• **GOAL OF THE EXERCISE**:
Tally the lines of the records below that include the word "EAST", and write down only that tally.
···
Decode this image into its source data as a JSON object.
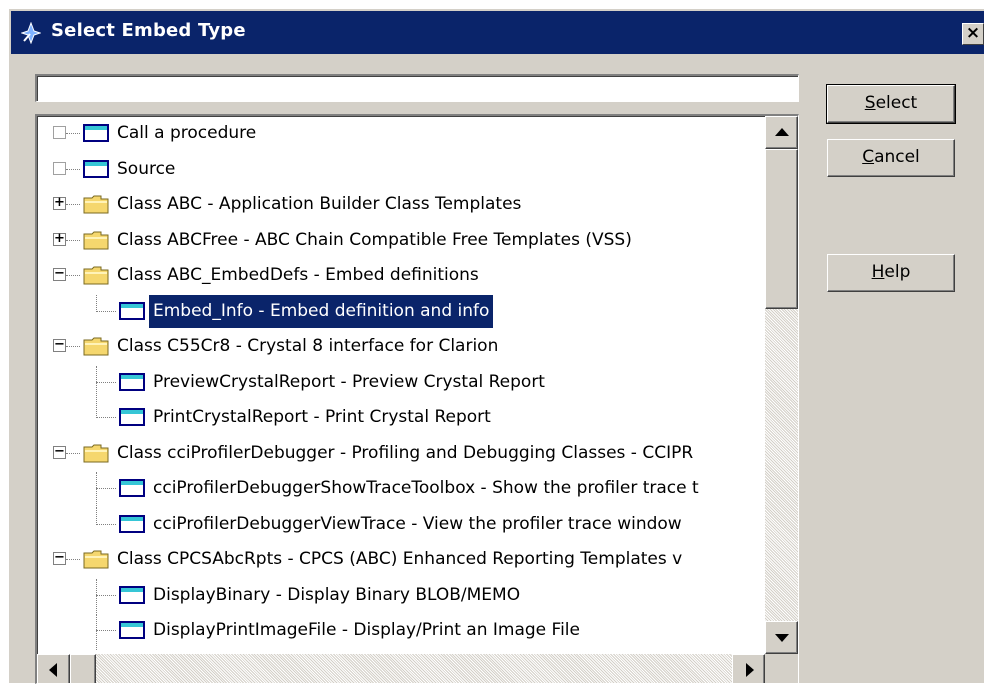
{
  "dialog": {
    "title": "Select Embed Type",
    "close_glyph": "×",
    "title_icon": "embed-wizard-icon"
  },
  "search": {
    "value": "",
    "placeholder": ""
  },
  "buttons": {
    "select": {
      "mnemonic": "S",
      "rest": "elect"
    },
    "cancel": {
      "mnemonic": "C",
      "rest": "ancel"
    },
    "help": {
      "mnemonic": "H",
      "rest": "elp"
    }
  },
  "tree": {
    "items": [
      {
        "label": "Call a procedure",
        "level": 0,
        "kind": "leaf-root",
        "icon": "embed-leaf-icon"
      },
      {
        "label": "Source",
        "level": 0,
        "kind": "leaf-root",
        "icon": "embed-leaf-icon"
      },
      {
        "label": "Class ABC - Application Builder Class Templates",
        "level": 0,
        "kind": "collapsed",
        "icon": "folder-icon"
      },
      {
        "label": "Class ABCFree - ABC Chain Compatible Free Templates (VSS)",
        "level": 0,
        "kind": "collapsed",
        "icon": "folder-icon"
      },
      {
        "label": "Class ABC_EmbedDefs - Embed definitions",
        "level": 0,
        "kind": "expanded",
        "icon": "folder-icon"
      },
      {
        "label": "Embed_Info - Embed definition and info",
        "level": 1,
        "kind": "child",
        "icon": "embed-leaf-icon",
        "selected": true,
        "last": true
      },
      {
        "label": "Class C55Cr8 - Crystal 8 interface for Clarion",
        "level": 0,
        "kind": "expanded",
        "icon": "folder-icon"
      },
      {
        "label": "PreviewCrystalReport - Preview Crystal Report",
        "level": 1,
        "kind": "child",
        "icon": "embed-leaf-icon"
      },
      {
        "label": "PrintCrystalReport - Print Crystal Report",
        "level": 1,
        "kind": "child",
        "icon": "embed-leaf-icon",
        "last": true
      },
      {
        "label": "Class cciProfilerDebugger - Profiling and Debugging Classes - CCIPR",
        "level": 0,
        "kind": "expanded",
        "icon": "folder-icon"
      },
      {
        "label": "cciProfilerDebuggerShowTraceToolbox - Show the profiler trace t",
        "level": 1,
        "kind": "child",
        "icon": "embed-leaf-icon"
      },
      {
        "label": "cciProfilerDebuggerViewTrace - View the profiler trace window",
        "level": 1,
        "kind": "child",
        "icon": "embed-leaf-icon",
        "last": true
      },
      {
        "label": "Class CPCSAbcRpts - CPCS (ABC) Enhanced Reporting Templates v",
        "level": 0,
        "kind": "expanded",
        "icon": "folder-icon"
      },
      {
        "label": "DisplayBinary - Display Binary BLOB/MEMO",
        "level": 1,
        "kind": "child",
        "icon": "embed-leaf-icon"
      },
      {
        "label": "DisplayPrintImageFile - Display/Print an Image File",
        "level": 1,
        "kind": "child",
        "icon": "embed-leaf-icon"
      }
    ]
  },
  "colors": {
    "titlebar": "#0a246a",
    "selection": "#0a246a",
    "face": "#d4d0c8",
    "folder": "#f5d76e",
    "embed_icon_accent": "#36c6d6"
  }
}
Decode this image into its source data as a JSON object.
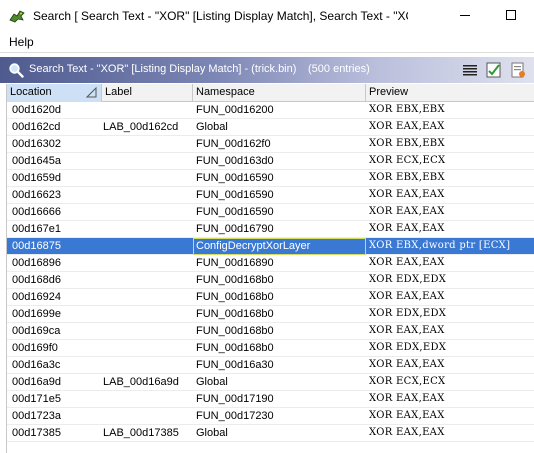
{
  "window": {
    "title": "Search [ Search Text - \"XOR\"  [Listing Display Match], Search Text - \"XO..."
  },
  "menu": {
    "help": "Help"
  },
  "panel": {
    "title": "Search Text - \"XOR\"  [Listing Display Match] - (trick.bin)",
    "entries": "(500 entries)"
  },
  "columns": {
    "location": "Location",
    "label": "Label",
    "namespace": "Namespace",
    "preview": "Preview"
  },
  "rows": [
    {
      "location": "00d1620d",
      "label": "",
      "namespace": "FUN_00d16200",
      "preview": "XOR EBX,EBX"
    },
    {
      "location": "00d162cd",
      "label": "LAB_00d162cd",
      "namespace": "Global",
      "preview": "XOR EAX,EAX"
    },
    {
      "location": "00d16302",
      "label": "",
      "namespace": "FUN_00d162f0",
      "preview": "XOR EBX,EBX"
    },
    {
      "location": "00d1645a",
      "label": "",
      "namespace": "FUN_00d163d0",
      "preview": "XOR ECX,ECX"
    },
    {
      "location": "00d1659d",
      "label": "",
      "namespace": "FUN_00d16590",
      "preview": "XOR EBX,EBX"
    },
    {
      "location": "00d16623",
      "label": "",
      "namespace": "FUN_00d16590",
      "preview": "XOR EAX,EAX"
    },
    {
      "location": "00d16666",
      "label": "",
      "namespace": "FUN_00d16590",
      "preview": "XOR EAX,EAX"
    },
    {
      "location": "00d167e1",
      "label": "",
      "namespace": "FUN_00d16790",
      "preview": "XOR EAX,EAX"
    },
    {
      "location": "00d16875",
      "label": "",
      "namespace": "ConfigDecryptXorLayer",
      "preview": "XOR EBX,dword ptr [ECX]"
    },
    {
      "location": "00d16896",
      "label": "",
      "namespace": "FUN_00d16890",
      "preview": "XOR EAX,EAX"
    },
    {
      "location": "00d168d6",
      "label": "",
      "namespace": "FUN_00d168b0",
      "preview": "XOR EDX,EDX"
    },
    {
      "location": "00d16924",
      "label": "",
      "namespace": "FUN_00d168b0",
      "preview": "XOR EAX,EAX"
    },
    {
      "location": "00d1699e",
      "label": "",
      "namespace": "FUN_00d168b0",
      "preview": "XOR EDX,EDX"
    },
    {
      "location": "00d169ca",
      "label": "",
      "namespace": "FUN_00d168b0",
      "preview": "XOR EAX,EAX"
    },
    {
      "location": "00d169f0",
      "label": "",
      "namespace": "FUN_00d168b0",
      "preview": "XOR EDX,EDX"
    },
    {
      "location": "00d16a3c",
      "label": "",
      "namespace": "FUN_00d16a30",
      "preview": "XOR EAX,EAX"
    },
    {
      "location": "00d16a9d",
      "label": "LAB_00d16a9d",
      "namespace": "Global",
      "preview": "XOR ECX,ECX"
    },
    {
      "location": "00d171e5",
      "label": "",
      "namespace": "FUN_00d17190",
      "preview": "XOR EAX,EAX"
    },
    {
      "location": "00d1723a",
      "label": "",
      "namespace": "FUN_00d17230",
      "preview": "XOR EAX,EAX"
    },
    {
      "location": "00d17385",
      "label": "LAB_00d17385",
      "namespace": "Global",
      "preview": "XOR EAX,EAX"
    }
  ],
  "selected_row": 8,
  "colors": {
    "selection": "#3a79d3",
    "panel_gradient_start": "#4f5a8f"
  }
}
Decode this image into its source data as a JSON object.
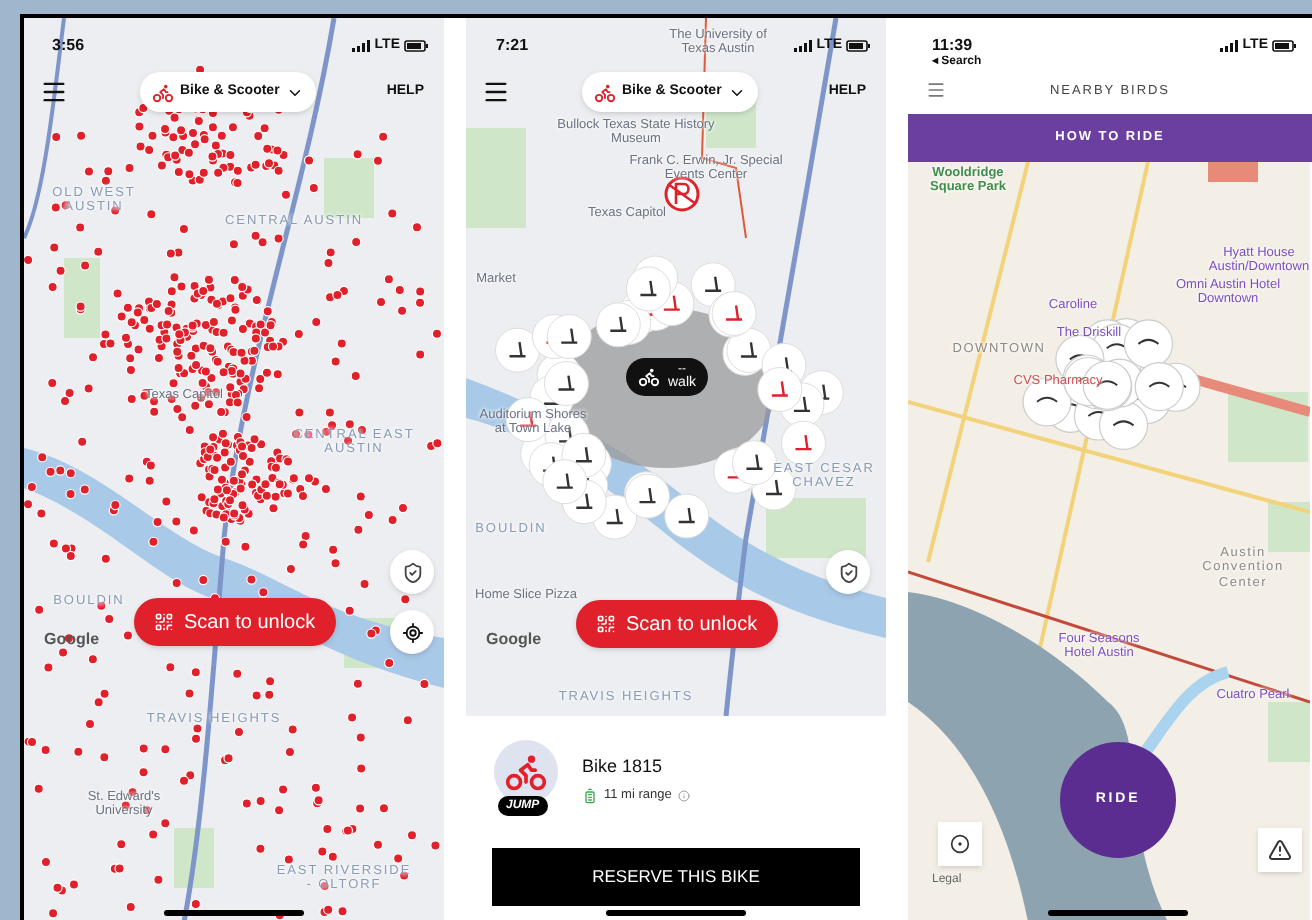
{
  "screen_1": {
    "status": {
      "time": "3:56",
      "network": "LTE"
    },
    "header": {
      "mode": "Bike & Scooter",
      "help": "HELP"
    },
    "map_labels": [
      {
        "text": "OLD WEST AUSTIN",
        "kind": "district"
      },
      {
        "text": "CENTRAL AUSTIN",
        "kind": "district"
      },
      {
        "text": "Texas Capitol",
        "kind": "place"
      },
      {
        "text": "CENTRAL EAST AUSTIN",
        "kind": "district"
      },
      {
        "text": "BOULDIN",
        "kind": "district"
      },
      {
        "text": "TRAVIS HEIGHTS",
        "kind": "district"
      },
      {
        "text": "St. Edward's University",
        "kind": "place"
      },
      {
        "text": "EAST RIVERSIDE - OLTORF",
        "kind": "district"
      }
    ],
    "attribution": "Google",
    "scan_button": "Scan to unlock"
  },
  "screen_2": {
    "status": {
      "time": "7:21",
      "network": "LTE"
    },
    "header": {
      "mode": "Bike & Scooter",
      "help": "HELP"
    },
    "map_labels": [
      {
        "text": "The University of Texas Austin",
        "kind": "place"
      },
      {
        "text": "Bullock Texas State History Museum",
        "kind": "place"
      },
      {
        "text": "Frank C. Erwin, Jr. Special Events Center",
        "kind": "place"
      },
      {
        "text": "Texas Capitol",
        "kind": "place"
      },
      {
        "text": "Market",
        "kind": "place"
      },
      {
        "text": "Auditorium Shores at Town Lake",
        "kind": "place"
      },
      {
        "text": "EAST CESAR CHAVEZ",
        "kind": "district"
      },
      {
        "text": "BOULDIN",
        "kind": "district"
      },
      {
        "text": "Home Slice Pizza",
        "kind": "place"
      },
      {
        "text": "TRAVIS HEIGHTS",
        "kind": "district"
      }
    ],
    "walk_bubble": {
      "time": "--",
      "label": "walk"
    },
    "attribution": "Google",
    "scan_button": "Scan to unlock",
    "vehicle": {
      "brand": "JUMP",
      "name": "Bike 1815",
      "range": "11 mi range"
    },
    "reserve_button": "RESERVE THIS BIKE"
  },
  "screen_3": {
    "status": {
      "time": "11:39",
      "back": "◂ Search",
      "network": "LTE"
    },
    "title": "NEARBY BIRDS",
    "banner": "HOW TO RIDE",
    "map_labels": [
      {
        "text": "Wooldridge Square Park",
        "kind": "park"
      },
      {
        "text": "Hyatt House Austin/Downtown",
        "kind": "place"
      },
      {
        "text": "Omni Austin Hotel Downtown",
        "kind": "place"
      },
      {
        "text": "Caroline",
        "kind": "place"
      },
      {
        "text": "The Driskill",
        "kind": "place"
      },
      {
        "text": "DOWNTOWN",
        "kind": "district"
      },
      {
        "text": "CVS Pharmacy",
        "kind": "shop"
      },
      {
        "text": "Austin Convention Center",
        "kind": "district"
      },
      {
        "text": "Four Seasons Hotel Austin",
        "kind": "place"
      },
      {
        "text": "Cuatro Pearl",
        "kind": "place"
      }
    ],
    "ride_button": "RIDE",
    "legal": "Legal"
  }
}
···
• **SOLUTION TO THIS PROBLEM**:
3